== What the task asks ==
Among the entries below, copy every line that carries the word "JSON".

(Stored dataset items)
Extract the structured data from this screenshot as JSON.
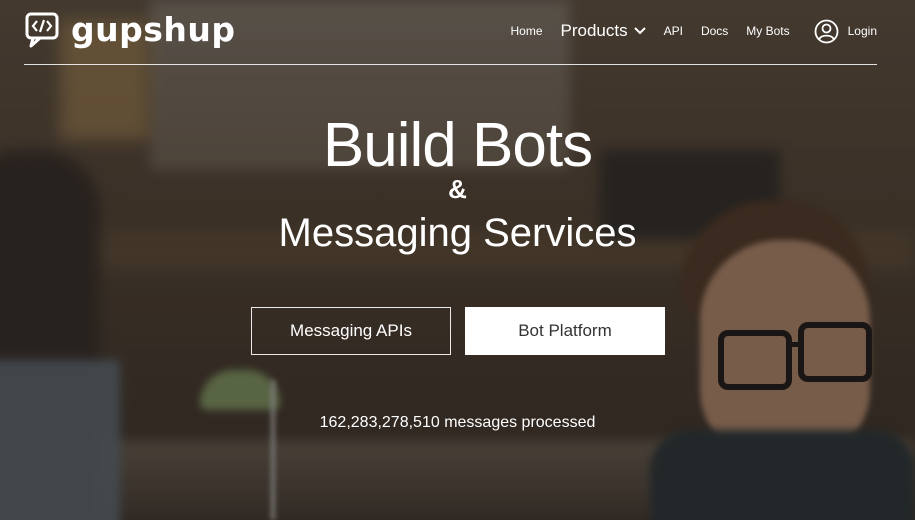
{
  "brand": {
    "name": "gupshup",
    "logo_icon": "code-chat-bubble-icon"
  },
  "nav": {
    "home": "Home",
    "products": "Products",
    "api": "API",
    "docs": "Docs",
    "my_bots": "My Bots",
    "login": "Login"
  },
  "hero": {
    "title_line1": "Build Bots",
    "ampersand": "&",
    "title_line2": "Messaging Services"
  },
  "buttons": {
    "messaging_apis": "Messaging APIs",
    "bot_platform": "Bot Platform"
  },
  "stats": {
    "messages_processed": "162,283,278,510 messages processed"
  },
  "colors": {
    "text": "#ffffff",
    "button_solid_bg": "#ffffff",
    "button_solid_text": "#333333"
  }
}
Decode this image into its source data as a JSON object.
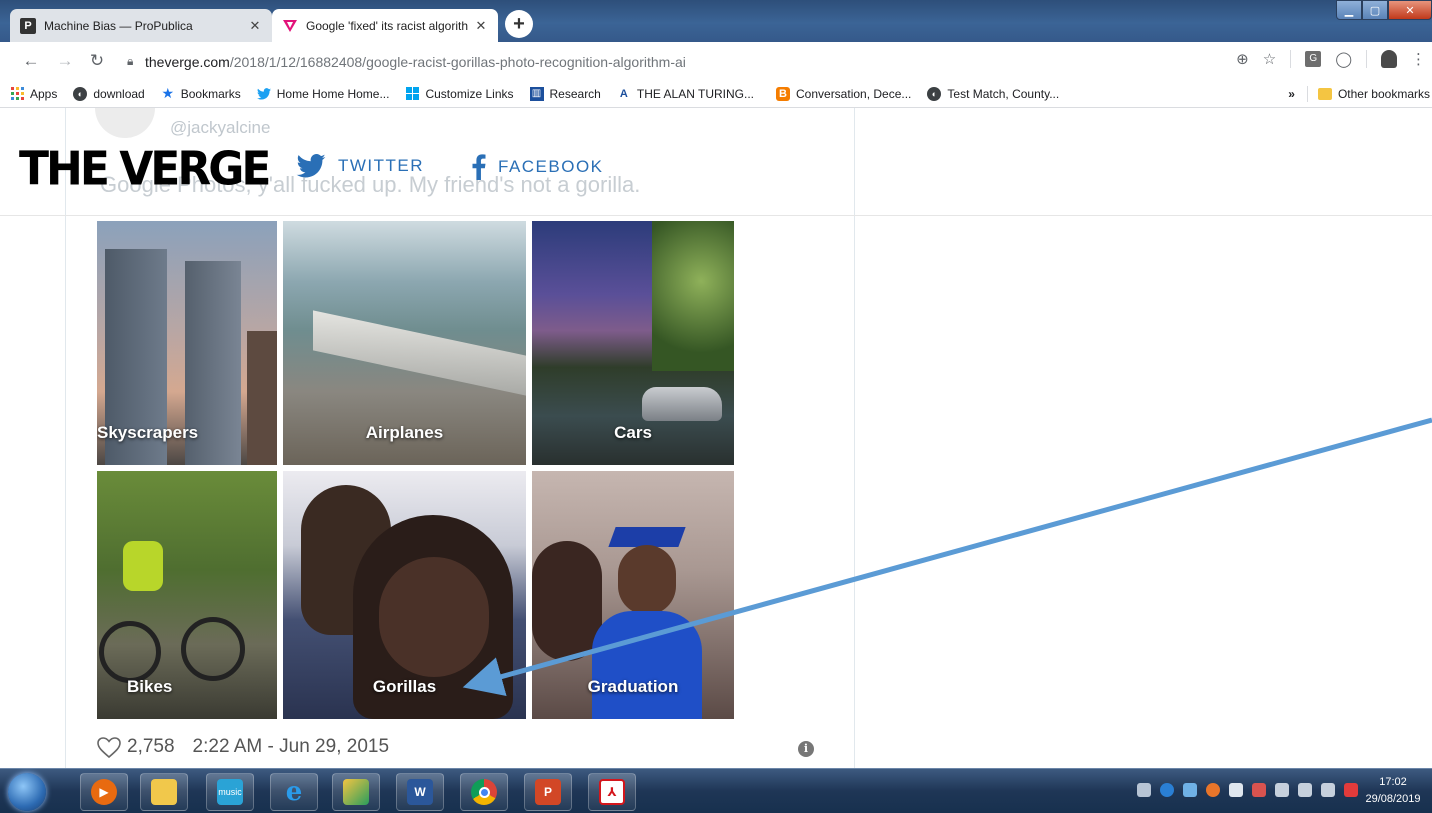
{
  "tabs": [
    {
      "title": "Machine Bias — ProPublica",
      "favicon": "propublica-favicon",
      "active": false
    },
    {
      "title": "Google 'fixed' its racist algorithm",
      "favicon": "verge-favicon",
      "active": true
    }
  ],
  "address": {
    "host": "theverge.com",
    "path": "/2018/1/12/16882408/google-racist-gorillas-photo-recognition-algorithm-ai"
  },
  "bookmarks": [
    {
      "label": "Apps",
      "icon": "apps-grid-icon"
    },
    {
      "label": "download",
      "icon": "globe-icon"
    },
    {
      "label": "Bookmarks",
      "icon": "star-icon"
    },
    {
      "label": "Home Home Home...",
      "icon": "twitter-icon"
    },
    {
      "label": "Customize Links",
      "icon": "windows-icon"
    },
    {
      "label": "Research",
      "icon": "library-icon"
    },
    {
      "label": "THE ALAN TURING...",
      "icon": "turing-icon"
    },
    {
      "label": "Conversation, Dece...",
      "icon": "blogger-icon"
    },
    {
      "label": "Test Match, County...",
      "icon": "globe-icon"
    }
  ],
  "bookmarks_overflow": "»",
  "other_bookmarks": "Other bookmarks",
  "verge": {
    "logo": "THE VERGE",
    "twitter": "TWITTER",
    "facebook": "FACEBOOK"
  },
  "tweet": {
    "handle": "@jackyalcine",
    "text": "Google Photos, y'all fucked up. My friend's not a gorilla.",
    "likes": "2,758",
    "timestamp": "2:22 AM - Jun 29, 2015"
  },
  "photos": [
    {
      "label": "Skyscrapers"
    },
    {
      "label": "Airplanes"
    },
    {
      "label": "Cars"
    },
    {
      "label": "Bikes"
    },
    {
      "label": "Gorillas"
    },
    {
      "label": "Graduation"
    }
  ],
  "taskbar": {
    "music_label": "music",
    "clock_time": "17:02",
    "clock_date": "29/08/2019"
  },
  "colors": {
    "verge_link": "#2a6fb6",
    "arrow": "#5b9bd5"
  }
}
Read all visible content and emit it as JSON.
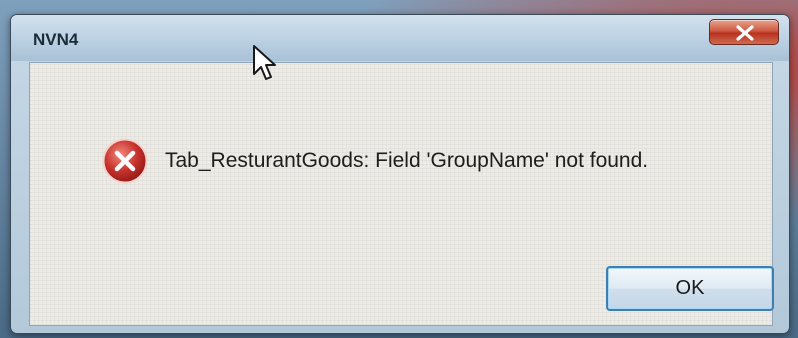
{
  "window": {
    "title": "NVN4"
  },
  "dialog": {
    "icon": "error-icon",
    "message": "Tab_ResturantGoods: Field 'GroupName' not found.",
    "ok_label": "OK",
    "close_icon": "close-icon"
  },
  "colors": {
    "close_button": "#cf5a42",
    "error_icon": "#c8322d",
    "ok_button_border": "#3c7fb1"
  }
}
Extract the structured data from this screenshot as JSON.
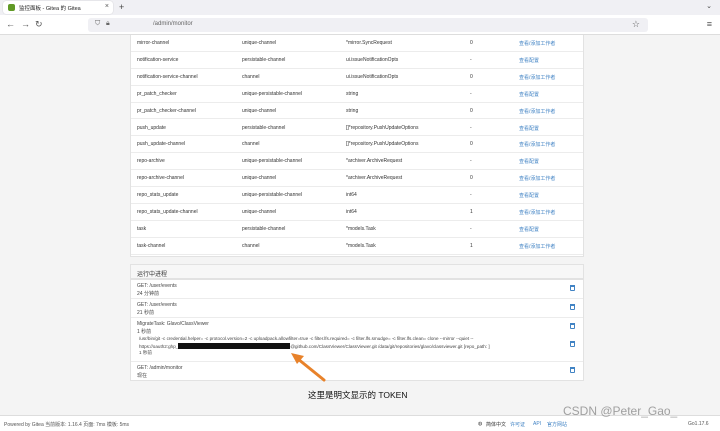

== Solution ==
Extract the structured data from this screenshot as JSON.
Decode this image into its source data as a JSON object.
Read all visible content and emit it as JSON.
Extract the structured data from this screenshot as JSON.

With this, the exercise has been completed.